▸ WHAT THIS TASK INVOLVES: Lines below that include "thumb" are the answer; copy each one.

▸ THE RECORDS:
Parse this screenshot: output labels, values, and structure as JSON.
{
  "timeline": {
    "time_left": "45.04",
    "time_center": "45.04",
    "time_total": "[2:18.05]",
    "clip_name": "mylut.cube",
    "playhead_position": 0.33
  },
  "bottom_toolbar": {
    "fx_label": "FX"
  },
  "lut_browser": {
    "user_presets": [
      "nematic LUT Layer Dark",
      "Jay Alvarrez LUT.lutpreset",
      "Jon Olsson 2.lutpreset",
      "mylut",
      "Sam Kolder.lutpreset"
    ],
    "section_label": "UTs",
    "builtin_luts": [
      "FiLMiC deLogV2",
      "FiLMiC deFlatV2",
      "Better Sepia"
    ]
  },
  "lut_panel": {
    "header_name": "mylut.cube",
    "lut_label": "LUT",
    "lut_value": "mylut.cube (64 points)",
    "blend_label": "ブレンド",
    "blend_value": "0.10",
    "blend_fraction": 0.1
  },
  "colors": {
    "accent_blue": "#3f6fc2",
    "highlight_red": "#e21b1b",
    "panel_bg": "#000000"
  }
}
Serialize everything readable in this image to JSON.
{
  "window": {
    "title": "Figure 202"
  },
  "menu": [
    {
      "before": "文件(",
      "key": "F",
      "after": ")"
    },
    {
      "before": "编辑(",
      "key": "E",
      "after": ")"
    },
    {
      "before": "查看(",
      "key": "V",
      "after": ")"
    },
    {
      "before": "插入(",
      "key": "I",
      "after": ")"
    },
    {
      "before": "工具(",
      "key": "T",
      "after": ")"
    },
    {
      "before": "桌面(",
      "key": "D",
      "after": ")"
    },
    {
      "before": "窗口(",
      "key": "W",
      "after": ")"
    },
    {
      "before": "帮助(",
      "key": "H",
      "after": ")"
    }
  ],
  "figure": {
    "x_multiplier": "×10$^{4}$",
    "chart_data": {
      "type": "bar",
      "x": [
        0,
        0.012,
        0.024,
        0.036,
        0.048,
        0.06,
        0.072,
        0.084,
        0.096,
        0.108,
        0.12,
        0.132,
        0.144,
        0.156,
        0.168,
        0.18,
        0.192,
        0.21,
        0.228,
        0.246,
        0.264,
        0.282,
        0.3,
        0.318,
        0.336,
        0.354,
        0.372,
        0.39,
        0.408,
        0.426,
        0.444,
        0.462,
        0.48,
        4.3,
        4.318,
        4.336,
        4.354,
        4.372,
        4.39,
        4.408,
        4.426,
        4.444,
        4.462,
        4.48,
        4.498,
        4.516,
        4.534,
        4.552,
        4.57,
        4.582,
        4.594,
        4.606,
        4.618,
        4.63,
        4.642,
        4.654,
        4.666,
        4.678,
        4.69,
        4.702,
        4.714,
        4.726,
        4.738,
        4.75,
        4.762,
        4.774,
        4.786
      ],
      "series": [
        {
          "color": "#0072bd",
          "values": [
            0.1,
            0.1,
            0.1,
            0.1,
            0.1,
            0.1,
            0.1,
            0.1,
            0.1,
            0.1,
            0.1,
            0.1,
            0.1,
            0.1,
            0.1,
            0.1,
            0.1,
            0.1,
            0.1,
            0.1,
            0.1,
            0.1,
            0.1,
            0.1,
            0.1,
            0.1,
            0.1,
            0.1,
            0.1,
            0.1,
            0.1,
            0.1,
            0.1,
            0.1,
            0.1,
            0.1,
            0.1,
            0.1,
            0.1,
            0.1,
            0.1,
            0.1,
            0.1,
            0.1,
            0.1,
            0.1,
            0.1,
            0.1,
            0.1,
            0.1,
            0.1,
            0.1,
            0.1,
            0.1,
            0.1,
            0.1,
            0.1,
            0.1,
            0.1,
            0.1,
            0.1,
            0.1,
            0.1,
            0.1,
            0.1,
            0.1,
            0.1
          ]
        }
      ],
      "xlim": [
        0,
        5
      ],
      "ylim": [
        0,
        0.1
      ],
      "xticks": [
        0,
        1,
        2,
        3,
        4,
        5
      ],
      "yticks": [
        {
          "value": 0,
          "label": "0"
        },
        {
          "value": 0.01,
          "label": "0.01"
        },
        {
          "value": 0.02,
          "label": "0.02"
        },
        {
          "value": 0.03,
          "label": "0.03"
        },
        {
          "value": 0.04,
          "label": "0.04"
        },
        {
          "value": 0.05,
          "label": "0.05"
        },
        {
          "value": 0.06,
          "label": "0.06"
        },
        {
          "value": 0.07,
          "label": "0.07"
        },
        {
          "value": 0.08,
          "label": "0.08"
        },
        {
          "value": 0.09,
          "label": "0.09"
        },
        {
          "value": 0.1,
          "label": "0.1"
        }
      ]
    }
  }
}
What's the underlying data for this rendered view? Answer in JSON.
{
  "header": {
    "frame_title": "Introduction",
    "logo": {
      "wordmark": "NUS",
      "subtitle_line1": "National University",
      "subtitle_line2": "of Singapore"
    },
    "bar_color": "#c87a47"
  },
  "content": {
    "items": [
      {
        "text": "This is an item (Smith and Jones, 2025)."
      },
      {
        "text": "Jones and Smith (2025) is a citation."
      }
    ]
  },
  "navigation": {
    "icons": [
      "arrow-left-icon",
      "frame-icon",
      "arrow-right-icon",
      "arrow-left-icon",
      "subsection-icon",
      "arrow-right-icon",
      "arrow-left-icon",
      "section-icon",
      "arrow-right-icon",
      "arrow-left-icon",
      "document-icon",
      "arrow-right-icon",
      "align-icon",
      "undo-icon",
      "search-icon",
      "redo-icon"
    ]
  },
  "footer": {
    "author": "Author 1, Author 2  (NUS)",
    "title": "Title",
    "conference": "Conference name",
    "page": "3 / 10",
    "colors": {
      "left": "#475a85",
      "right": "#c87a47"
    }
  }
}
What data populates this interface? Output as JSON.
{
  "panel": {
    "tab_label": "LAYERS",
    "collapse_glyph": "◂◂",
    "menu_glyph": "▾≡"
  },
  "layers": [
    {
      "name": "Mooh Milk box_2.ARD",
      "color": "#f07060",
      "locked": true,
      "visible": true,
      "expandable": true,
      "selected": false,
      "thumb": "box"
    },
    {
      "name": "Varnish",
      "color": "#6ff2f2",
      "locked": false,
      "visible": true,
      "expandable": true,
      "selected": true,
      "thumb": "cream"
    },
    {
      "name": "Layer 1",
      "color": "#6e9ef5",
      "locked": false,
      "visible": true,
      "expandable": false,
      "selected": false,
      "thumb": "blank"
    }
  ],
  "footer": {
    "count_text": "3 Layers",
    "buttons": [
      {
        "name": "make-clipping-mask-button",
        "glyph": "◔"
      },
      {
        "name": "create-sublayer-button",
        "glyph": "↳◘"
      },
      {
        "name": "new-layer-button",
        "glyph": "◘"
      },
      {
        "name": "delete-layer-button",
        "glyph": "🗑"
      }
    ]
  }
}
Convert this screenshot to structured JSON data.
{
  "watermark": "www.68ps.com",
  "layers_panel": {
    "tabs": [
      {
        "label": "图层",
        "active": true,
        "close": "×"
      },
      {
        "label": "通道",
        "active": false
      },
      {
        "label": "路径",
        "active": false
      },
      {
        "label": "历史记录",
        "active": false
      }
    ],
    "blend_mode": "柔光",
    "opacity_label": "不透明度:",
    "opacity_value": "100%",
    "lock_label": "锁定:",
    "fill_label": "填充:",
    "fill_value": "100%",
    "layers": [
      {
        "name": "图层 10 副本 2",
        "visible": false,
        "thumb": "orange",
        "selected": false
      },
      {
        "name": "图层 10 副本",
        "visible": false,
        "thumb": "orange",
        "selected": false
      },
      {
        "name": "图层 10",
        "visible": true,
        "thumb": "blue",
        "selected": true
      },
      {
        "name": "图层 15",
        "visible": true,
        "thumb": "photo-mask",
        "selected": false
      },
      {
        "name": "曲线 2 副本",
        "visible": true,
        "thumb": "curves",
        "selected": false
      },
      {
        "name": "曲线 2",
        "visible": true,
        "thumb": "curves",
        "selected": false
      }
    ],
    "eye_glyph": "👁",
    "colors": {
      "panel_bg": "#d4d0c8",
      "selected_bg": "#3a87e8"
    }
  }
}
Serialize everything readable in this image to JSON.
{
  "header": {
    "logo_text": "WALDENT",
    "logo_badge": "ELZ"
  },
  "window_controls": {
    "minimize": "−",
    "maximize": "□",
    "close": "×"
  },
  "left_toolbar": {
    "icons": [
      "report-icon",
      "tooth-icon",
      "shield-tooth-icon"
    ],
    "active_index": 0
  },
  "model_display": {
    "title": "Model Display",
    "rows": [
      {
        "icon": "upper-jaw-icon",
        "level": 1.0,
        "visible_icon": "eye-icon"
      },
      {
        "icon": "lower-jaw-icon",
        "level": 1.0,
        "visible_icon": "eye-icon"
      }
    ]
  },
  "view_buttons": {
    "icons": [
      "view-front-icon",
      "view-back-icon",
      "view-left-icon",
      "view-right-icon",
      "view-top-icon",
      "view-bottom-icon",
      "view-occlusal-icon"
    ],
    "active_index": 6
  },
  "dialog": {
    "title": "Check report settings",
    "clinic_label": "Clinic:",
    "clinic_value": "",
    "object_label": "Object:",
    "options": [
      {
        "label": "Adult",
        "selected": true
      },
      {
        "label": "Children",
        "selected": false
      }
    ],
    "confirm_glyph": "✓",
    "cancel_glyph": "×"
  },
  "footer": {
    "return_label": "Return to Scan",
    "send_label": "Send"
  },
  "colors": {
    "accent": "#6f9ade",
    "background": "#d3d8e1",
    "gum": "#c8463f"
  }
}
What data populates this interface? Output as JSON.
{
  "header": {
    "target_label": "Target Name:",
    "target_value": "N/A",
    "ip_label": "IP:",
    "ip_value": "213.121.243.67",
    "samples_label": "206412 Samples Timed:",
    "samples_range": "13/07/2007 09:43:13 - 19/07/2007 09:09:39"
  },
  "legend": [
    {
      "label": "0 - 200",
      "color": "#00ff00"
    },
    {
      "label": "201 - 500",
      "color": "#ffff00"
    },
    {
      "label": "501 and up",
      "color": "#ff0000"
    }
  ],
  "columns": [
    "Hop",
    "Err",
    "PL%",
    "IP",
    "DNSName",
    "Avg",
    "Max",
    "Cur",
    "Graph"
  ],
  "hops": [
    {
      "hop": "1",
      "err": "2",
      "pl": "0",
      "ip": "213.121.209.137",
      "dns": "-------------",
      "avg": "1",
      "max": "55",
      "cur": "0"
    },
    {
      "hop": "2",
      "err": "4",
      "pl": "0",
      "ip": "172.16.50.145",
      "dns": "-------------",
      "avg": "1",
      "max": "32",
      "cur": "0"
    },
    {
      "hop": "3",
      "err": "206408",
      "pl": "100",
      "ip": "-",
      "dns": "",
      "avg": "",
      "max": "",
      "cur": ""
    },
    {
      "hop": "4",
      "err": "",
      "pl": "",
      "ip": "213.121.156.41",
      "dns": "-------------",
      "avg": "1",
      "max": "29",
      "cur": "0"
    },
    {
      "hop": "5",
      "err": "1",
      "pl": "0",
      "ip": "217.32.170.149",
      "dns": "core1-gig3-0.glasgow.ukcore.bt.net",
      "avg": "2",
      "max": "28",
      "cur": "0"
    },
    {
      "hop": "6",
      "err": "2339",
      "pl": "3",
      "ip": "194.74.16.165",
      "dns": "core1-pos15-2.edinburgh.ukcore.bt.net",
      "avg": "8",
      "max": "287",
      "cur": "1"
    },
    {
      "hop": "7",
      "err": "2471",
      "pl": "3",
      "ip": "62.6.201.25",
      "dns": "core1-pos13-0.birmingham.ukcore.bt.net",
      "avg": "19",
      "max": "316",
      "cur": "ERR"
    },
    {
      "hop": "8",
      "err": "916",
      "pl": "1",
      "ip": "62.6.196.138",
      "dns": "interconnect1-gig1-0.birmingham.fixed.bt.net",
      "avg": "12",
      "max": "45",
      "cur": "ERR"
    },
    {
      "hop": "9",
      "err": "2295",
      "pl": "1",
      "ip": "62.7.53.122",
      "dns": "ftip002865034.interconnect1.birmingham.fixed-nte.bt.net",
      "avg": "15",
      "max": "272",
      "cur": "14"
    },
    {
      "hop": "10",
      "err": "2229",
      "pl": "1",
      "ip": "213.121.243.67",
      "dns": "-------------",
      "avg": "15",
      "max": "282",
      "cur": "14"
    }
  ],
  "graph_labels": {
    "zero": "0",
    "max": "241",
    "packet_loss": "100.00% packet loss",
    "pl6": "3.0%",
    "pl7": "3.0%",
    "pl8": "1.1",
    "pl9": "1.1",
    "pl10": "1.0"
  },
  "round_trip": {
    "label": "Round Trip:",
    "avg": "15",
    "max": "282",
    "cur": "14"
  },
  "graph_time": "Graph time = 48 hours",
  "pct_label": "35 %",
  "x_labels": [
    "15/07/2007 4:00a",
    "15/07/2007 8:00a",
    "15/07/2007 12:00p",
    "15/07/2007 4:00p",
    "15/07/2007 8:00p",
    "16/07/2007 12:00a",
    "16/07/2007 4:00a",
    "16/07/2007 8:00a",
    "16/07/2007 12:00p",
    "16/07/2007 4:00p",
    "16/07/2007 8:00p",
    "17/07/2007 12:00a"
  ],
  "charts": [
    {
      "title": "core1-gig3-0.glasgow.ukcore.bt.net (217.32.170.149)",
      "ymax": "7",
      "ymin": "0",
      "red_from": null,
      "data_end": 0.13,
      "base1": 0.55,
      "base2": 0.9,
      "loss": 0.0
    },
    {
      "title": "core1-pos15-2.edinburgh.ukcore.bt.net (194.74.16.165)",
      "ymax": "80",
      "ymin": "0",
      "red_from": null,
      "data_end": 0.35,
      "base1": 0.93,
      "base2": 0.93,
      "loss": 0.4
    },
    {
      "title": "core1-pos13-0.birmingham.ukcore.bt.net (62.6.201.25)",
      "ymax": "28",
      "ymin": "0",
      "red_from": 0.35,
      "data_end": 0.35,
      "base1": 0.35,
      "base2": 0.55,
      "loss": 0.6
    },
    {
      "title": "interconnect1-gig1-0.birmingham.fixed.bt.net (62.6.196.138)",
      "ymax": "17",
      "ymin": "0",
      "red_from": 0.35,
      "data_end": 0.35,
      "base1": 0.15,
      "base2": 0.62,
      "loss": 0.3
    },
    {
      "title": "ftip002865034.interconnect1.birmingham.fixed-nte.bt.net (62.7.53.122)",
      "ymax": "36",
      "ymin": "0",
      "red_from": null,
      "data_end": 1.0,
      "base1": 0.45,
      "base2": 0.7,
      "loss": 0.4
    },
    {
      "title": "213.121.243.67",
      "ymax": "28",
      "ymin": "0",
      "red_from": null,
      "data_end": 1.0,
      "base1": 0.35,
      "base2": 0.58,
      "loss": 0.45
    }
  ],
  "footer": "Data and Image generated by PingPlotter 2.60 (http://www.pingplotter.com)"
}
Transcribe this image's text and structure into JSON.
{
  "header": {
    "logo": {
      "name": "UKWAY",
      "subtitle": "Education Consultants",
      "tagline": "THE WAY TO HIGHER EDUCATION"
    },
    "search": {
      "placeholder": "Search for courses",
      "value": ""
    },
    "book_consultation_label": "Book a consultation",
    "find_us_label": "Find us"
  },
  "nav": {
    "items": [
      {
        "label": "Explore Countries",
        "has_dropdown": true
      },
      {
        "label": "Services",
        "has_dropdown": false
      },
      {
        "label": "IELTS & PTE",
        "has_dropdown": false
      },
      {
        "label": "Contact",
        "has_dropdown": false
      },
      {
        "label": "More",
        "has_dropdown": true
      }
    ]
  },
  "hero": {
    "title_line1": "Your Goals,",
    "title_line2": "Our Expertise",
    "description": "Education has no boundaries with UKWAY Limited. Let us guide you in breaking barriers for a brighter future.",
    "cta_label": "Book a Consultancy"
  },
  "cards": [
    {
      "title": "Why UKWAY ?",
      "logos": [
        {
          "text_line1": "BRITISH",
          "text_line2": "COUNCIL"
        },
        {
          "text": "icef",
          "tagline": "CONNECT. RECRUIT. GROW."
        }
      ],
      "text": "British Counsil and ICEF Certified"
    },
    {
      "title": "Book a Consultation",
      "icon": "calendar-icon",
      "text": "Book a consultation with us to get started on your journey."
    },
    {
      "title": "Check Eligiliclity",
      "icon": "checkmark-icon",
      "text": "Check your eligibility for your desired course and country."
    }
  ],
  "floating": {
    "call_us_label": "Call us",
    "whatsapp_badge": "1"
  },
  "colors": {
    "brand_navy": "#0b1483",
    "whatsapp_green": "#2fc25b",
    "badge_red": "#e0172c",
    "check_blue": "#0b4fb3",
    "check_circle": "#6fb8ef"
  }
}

▸ THE COMPLETED TASK:
      "thumb": "box"
      "thumb": "cream"
      "thumb": "blank"
        "thumb": "orange",
        "thumb": "orange",
        "thumb": "blue",
        "thumb": "photo-mask",
        "thumb": "curves",
        "thumb": "curves",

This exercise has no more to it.